(This blog is inspired by someone who often inspires me- she lives by example, is a wonderful person, not only is she a superb Registered Dietitian, she is also one of my best friends. I introduce to you, Amanda Terillo (Buchhalter). Before I proceed, I want to tell you about how we became friends. It was our second day of a new semester at C.W. Post- Long Island University. A girl I have never met before comes up to me and asks where I live, she proceeds to tell me where she lives, then a few seconds later suggests we car pool to school together…and I agreed, albeit hesitant that I had no idea how these 2+ hour commutes to school would go with someone I don’t know, I mean, what if we couldn’t stand each other? It turns out that not only did her amazing company make those long semester days bearable, we made the best memories out of it and we have been great friends ever since. )
Amanda and her husband recently signed up for their first CSA– Community Supported Agriculture (click on the link to read about their experience, the easy process and other useful information).
Community Supported Agriculture is a fantastic way to support your local farmers AND receive the freshest, best quality, nutritious seasonal fruits, veggies, and more, straight from their farms. What makes CSA’s unique, is that you are supporting your farmers before they even begin to grow their crops.
“Each season, members purchase a share of a farmer’s crop before it’s planted. This allows the farmer to pay for seed, water, equipment, etc, upfront, so s/he is less reliant on banks and loans. Each week, usually during June through October, the farmer delivers great tasting, healthy food to pre-determined spots in the city. In some instances, members pick up the share from the farm directly.”
Amanda did her first pick up last week and she was able to write about her exciting experience and post about a delicious meal she made with her fresh items. Read Productive Meal
Amanda explained the benefits of a CSA in such a beautiful way that she had me looking up for local CSA’s in Long Island immediately!. She was also generous enough to include the delicious recipe that I cannot wait to try! I encourage you to read her posts, but here is a snippet from her first CSA post:
Benefits to the Farmer
- Helps them to market their food early in the year
- Farmers receive payments early in the year which helps them to purchase the equipment they need

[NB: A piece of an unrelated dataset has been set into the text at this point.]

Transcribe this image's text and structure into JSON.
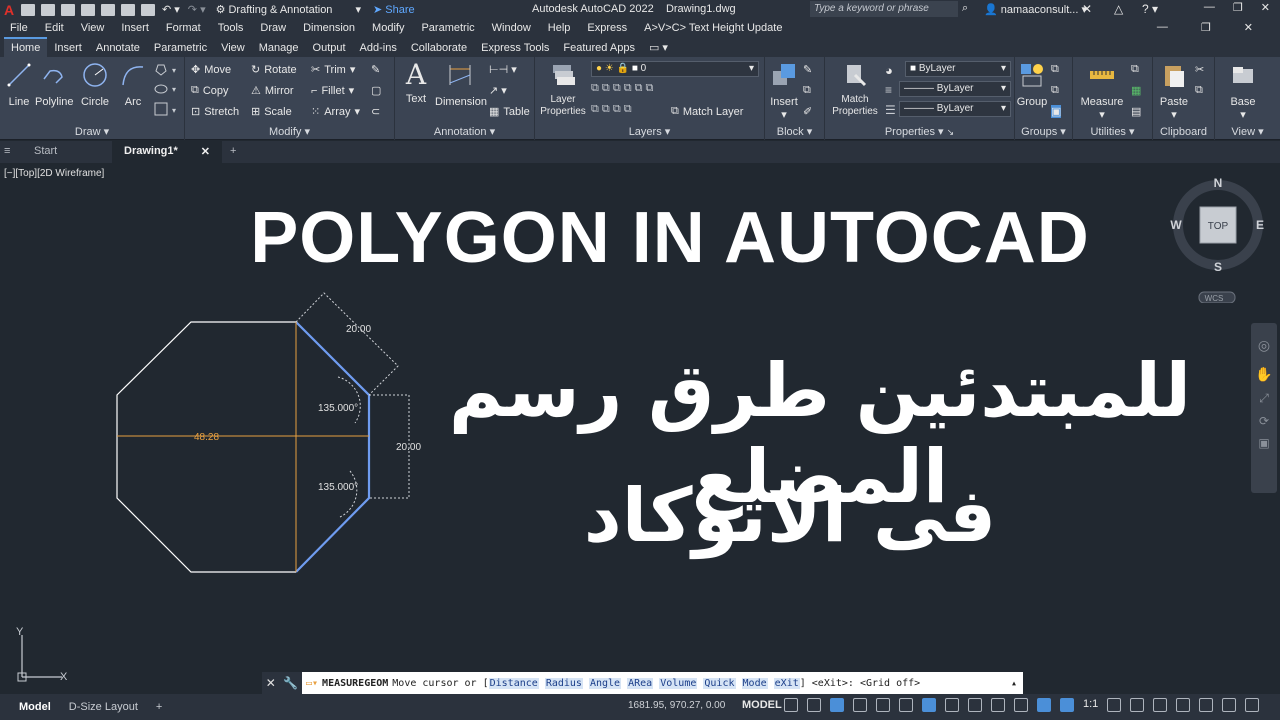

- They get to know their consumer
Benefits to the Consumer
- Get super fresh products
- Get local products
- Be more inclined to try new fruits and or vegetables
- Knowing that you are directly helping local local economy
This leads me to my next point of the Benefits of Local Food
- More Nutrients
- The less time that food passes between the farm and the consumer, the fewer nutrients it will lose.
- Many vitamins and minerals are heat, light and pH sensitive. Fruits and vegetables are exposed to excessive heat, light and pH when in the truck traveling hundreds and thousands of miles, in the ware house, and sitting on the shelves of grocery stores
- Local Fruits & Veggies are picked at their peak freshness, which makes them contain more nutrients
- Last LongerLocal foods are often safer because local farmers take pride in their foods and do not use harmful substances such as:
- Local Fruits & Veggies are picked more recently, which means you will have more time until they become moldy/smelly!
- Antibiotics are used to prevent sickness in animals. This can be harmful in humans as it encourages bacteria resistant pathogens.
- Recombinant bovine growth hormone (rBGH)
- Taste (the most important part!!)
- Local crops are picked at their peak of freshness
- Farm made products, such as cheeses and jams are hand-crafted for the best flavor
- Food traveling hundreds (or even thousands) of miles is older, has been stored in warehouses, super market shelves and traveled on planes/trains and cars before getting into your mouth
So there you have it: great taste, the best quality, more nutrients and minimal chemicals- its a WIN-WIN…WIN! I highly suggest doing some of your own research and find a CSA in your area.
Note: some may feel that even when purchasing produce from local farms, prices may still be a little higher than the big supermarket companies. Well this is because those big companies can afford to do so…because they purchase produce that has been genetically modified, sprayed with chemicals, shipped across the country/overseas and has lost a great portion of their nutritional value. The more we support our local farmers, the easier it will be for them to grow and sell more crops, hence a decrease in prices. Again, WIN-WIN…WIN!